If you want a more in-depth method to check if someone is stealing your Wi-Fi, use an app that automatically searches for unrecognizable devices connected to your Wi-Fi network. Do this during odd times of the day or when no friends are over. Some examples are:

How to Stop Wi-Fi Piggybacking

(Image idea source: https://atlasvpn.com/blog/how-to-stop-wi-fi-piggybacking)

You really do want to stop W-Fi piggybacking from happening on your network. After all, you’re paying the bill. Here are 6 tips you can use to protect your network from Wi-Fi leachers:

1. Change your Wi-Fi password

Network devices typically come with a default password that is easy to figure out.  Many hackers have a database of all manufactures default passwords. This is the first thing they try. So create a strong Wi-Fi password, use both uppercase and lowercase letters, special characters, and digits. Make it a minimum of 12 characters, preferably 20. It’s also recommended that you change your password regularly. You can accomplish this task with the aid of a password manager.

2. Give a name to your router

The name of your router is the service set identifier (SSID). Change it to something unique, but set it it to NOT be BROADCAST. If you set the SSID to not be broadcast your network won’t appear in the lists of connectable networks. While someone with technical know-how can monitor concealed networks, masking your SSID is a good method to eliminate average piggybackers and will deter even cyber criminals.

3. Use encryption

A Wi-Fi Protected Access 2 (WPA2)-compliant encryption protocol is the most basic component of wireless security. The first version of WPA and older standards like WEP, or Wired Equivalent Privacy, have been phased out in favor of the more secure WPA2. WPA2 is still a popular choice but is slowly being replaced by WPA3.

Use Strong Wifi Encryption

4. Implement MAC address filtering

Configure your router to only allow specific devices to be able to access your network. You can do this by configuring your router to only allow devices whose MAC address has been added to the MAC filtering list. This option works because you whitelist the MAC address of each device.
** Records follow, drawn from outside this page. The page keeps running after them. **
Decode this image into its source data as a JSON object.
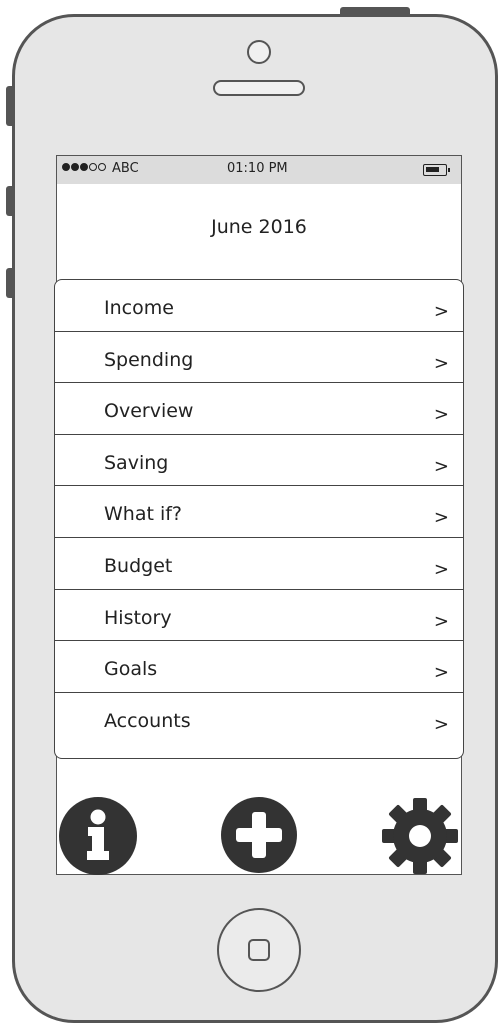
{
  "status_bar": {
    "carrier": "ABC",
    "time": "01:10 PM",
    "signal_bars_filled": 3,
    "signal_bars_total": 5
  },
  "header": {
    "title": "June 2016"
  },
  "menu": {
    "items": [
      {
        "label": "Income",
        "chevron": ">"
      },
      {
        "label": "Spending",
        "chevron": ">"
      },
      {
        "label": "Overview",
        "chevron": ">"
      },
      {
        "label": "Saving",
        "chevron": ">"
      },
      {
        "label": "What if?",
        "chevron": ">"
      },
      {
        "label": "Budget",
        "chevron": ">"
      },
      {
        "label": "History",
        "chevron": ">"
      },
      {
        "label": "Goals",
        "chevron": ">"
      },
      {
        "label": "Accounts",
        "chevron": ">"
      }
    ]
  },
  "toolbar": {
    "icons": [
      "info-icon",
      "add-icon",
      "gear-icon"
    ]
  },
  "colors": {
    "device_frame": "#555555",
    "device_body": "#e6e6e6",
    "status_bar_bg": "#dcdcdc",
    "icon_fill": "#333333"
  }
}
While this method is very effective, it is not 100% fool proof because MAC addresses can be spoofed. This means that some sophisticated hackers might hide behind addresses you have already authorized but it will deter most amateur piggybackers.
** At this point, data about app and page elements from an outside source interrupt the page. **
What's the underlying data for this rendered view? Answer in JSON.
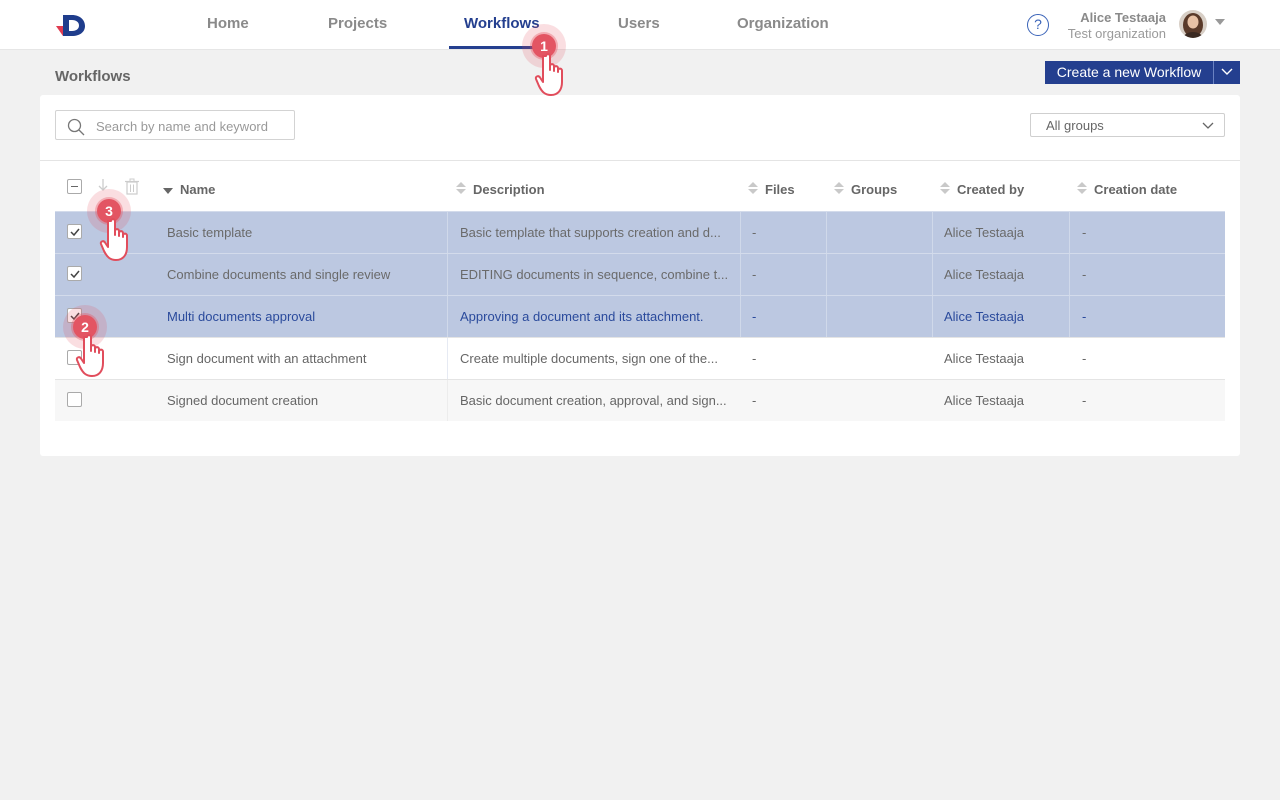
{
  "nav": {
    "items": [
      {
        "label": "Home",
        "active": false
      },
      {
        "label": "Projects",
        "active": false
      },
      {
        "label": "Workflows",
        "active": true
      },
      {
        "label": "Users",
        "active": false
      },
      {
        "label": "Organization",
        "active": false
      }
    ],
    "help_icon": "question-circle-icon"
  },
  "user": {
    "name": "Alice Testaaja",
    "organization": "Test organization"
  },
  "page": {
    "title": "Workflows",
    "create_button": "Create a new Workflow"
  },
  "toolbar": {
    "search_placeholder": "Search by name and keyword",
    "groups_filter": "All groups"
  },
  "table": {
    "columns": [
      "Name",
      "Description",
      "Files",
      "Groups",
      "Created by",
      "Creation date"
    ],
    "sorted_column": "Name",
    "rows": [
      {
        "selected": true,
        "name": "Basic template",
        "description": "Basic template that supports creation and d...",
        "files": "-",
        "groups": "",
        "created_by": "Alice Testaaja",
        "creation_date": "-"
      },
      {
        "selected": true,
        "name": "Combine documents and single review",
        "description": "EDITING documents in sequence, combine t...",
        "files": "-",
        "groups": "",
        "created_by": "Alice Testaaja",
        "creation_date": "-"
      },
      {
        "selected": true,
        "name": "Multi documents approval",
        "description": "Approving a document and its attachment.",
        "files": "-",
        "groups": "",
        "created_by": "Alice Testaaja",
        "creation_date": "-"
      },
      {
        "selected": false,
        "name": "Sign document with an attachment",
        "description": "Create multiple documents, sign one of the...",
        "files": "-",
        "groups": "",
        "created_by": "Alice Testaaja",
        "creation_date": "-"
      },
      {
        "selected": false,
        "name": "Signed document creation",
        "description": "Basic document creation, approval, and sign...",
        "files": "-",
        "groups": "",
        "created_by": "Alice Testaaja",
        "creation_date": "-"
      }
    ]
  },
  "callouts": [
    "1",
    "2",
    "3"
  ],
  "colors": {
    "brand": "#243f8f",
    "selected_row": "#bcc8e1",
    "callout": "#e35563"
  }
}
5. Limit the number of connecting devices

Set a limit on the number of many devices you will allows on your Wi-Fi network at any one time. Identify the typical maximum number of connections you would expect on your network at any one time and set the limit accordingly. 

6. Restrict Internet access to specific hours

Some wireless routers allow you to set Internet access to specific times of the day. For instance, you can turn off your router from 9-5 during work days when no one is expected to be left at home or over night when it would be unlikely that your devices would need access to the internet. 

Secure your home network wifi

Our Final Thoughts

Stopping piggybacking all boils down to vigilance. Not every internet usage calls for a large amount of bandwidth. It can be challenging to spot anything unusual if a person is not downloading gigabytes of data every day. For this reason, you need a monitoring tool that automatically verifies all the logged-in devices.

Finally, protect your network with a VPN to encrypt your traffic, hide your IP address, and protect all devices linked to your network. It’s also a good idea to secure your entire network with up-to-date antivirus software, client firewall, and updated versions of security patches.

McAfee Total Protection
Buy Now
We earn a commission if you make a purchase, at no additional cost to you.
#3 You really should sign up. "Scouts Promise" ... it really will help you stay cyber safe.

By entering your email address you agree to receive emails from EveryDayCyber. We'll respect your privacy and you can unsubscribe at any time.